US Responds to Cuban Sonic Attacks
Over the past two months, at least 21 US officials in Cuba have been diagnosed with medical issues from alleged sonic attacks. Symptoms range from visual impairment and dizziness, to permanent hearing loss and brain damage. Though the weapons and attackers are still yet to be identified, the US has begun to pull out embassy staff, and warns American citizens not to visit Cuba. The US Embassy located in the nation’s capital, Havana, will lose around 60% of its staff while both countries undergo thorough investigation in regards to these attacks.

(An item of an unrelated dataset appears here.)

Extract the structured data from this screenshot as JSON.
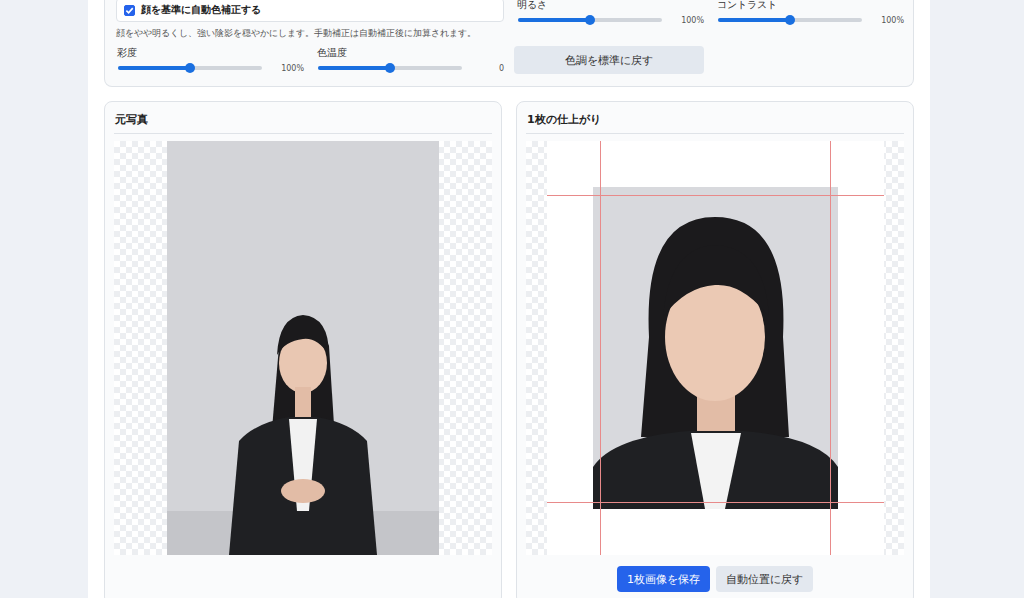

While the US and Cuba have had hostile relations for decades, the nations had been working towards reconciliation over the past few years. The Obama administration reopened embassies, lifted embargos, cut back travel restrictions, and eased tensions immensely. These efforts have definitely been diminished, to some extent, through President Trump’s policies, but never more so than through this cut of diplomatic staff. On Friday, Josefina Vidal, Cuba’s foreign ministry official in charge of US affairs, released a statement saying, “We consider the decision announced today by the US government through the state department as hasty and will affect bilateral relations.” There has already been an ongoing debate within Capitol Hill regarding the decision and whether it was indeed too hasty, considering all that has gone into attaining peace between the nations, or not forceful enough, considering the gravity of the situation and the victims of the sonic attacks.
Even before these recent events, US government employees had allegedly been harassed by Cuban government officials for decades. James Cason, who ran the United States Interests Section in the early 2000’s said, “They would come into your house and erase the pictures of your kids off your computer, or turn all the books around on your bookshelf, just to show you that you had no privacy.” Other US officials in Cuba had reported power being cut and vehicles being followed, but never anything so physical as these recent attacks.
Those affected by the sonic attacks reported a variety of noises and vibrations, many describing minute-long ringing or grinding that seemed to come from their bed, and only occurred at night. While many throughout the world remain skeptical of the possibility of sonic weapons, especially those that could inflict brain damage, Secretary of State Rex W. Tillerson released a statement in which he said the illnesses were definitely a result of “health attacks,” but investigations still have “not been able to determine who’s to blame.” For now, the sonic attacks, the magnitude of their strength, and their clear target towards American agents, have the US government deeply concerned, and extremely cognizant of the danger in Cuba. In fact, as of Friday, US officials still think that the remaining 27 personnels in Havana are at risk.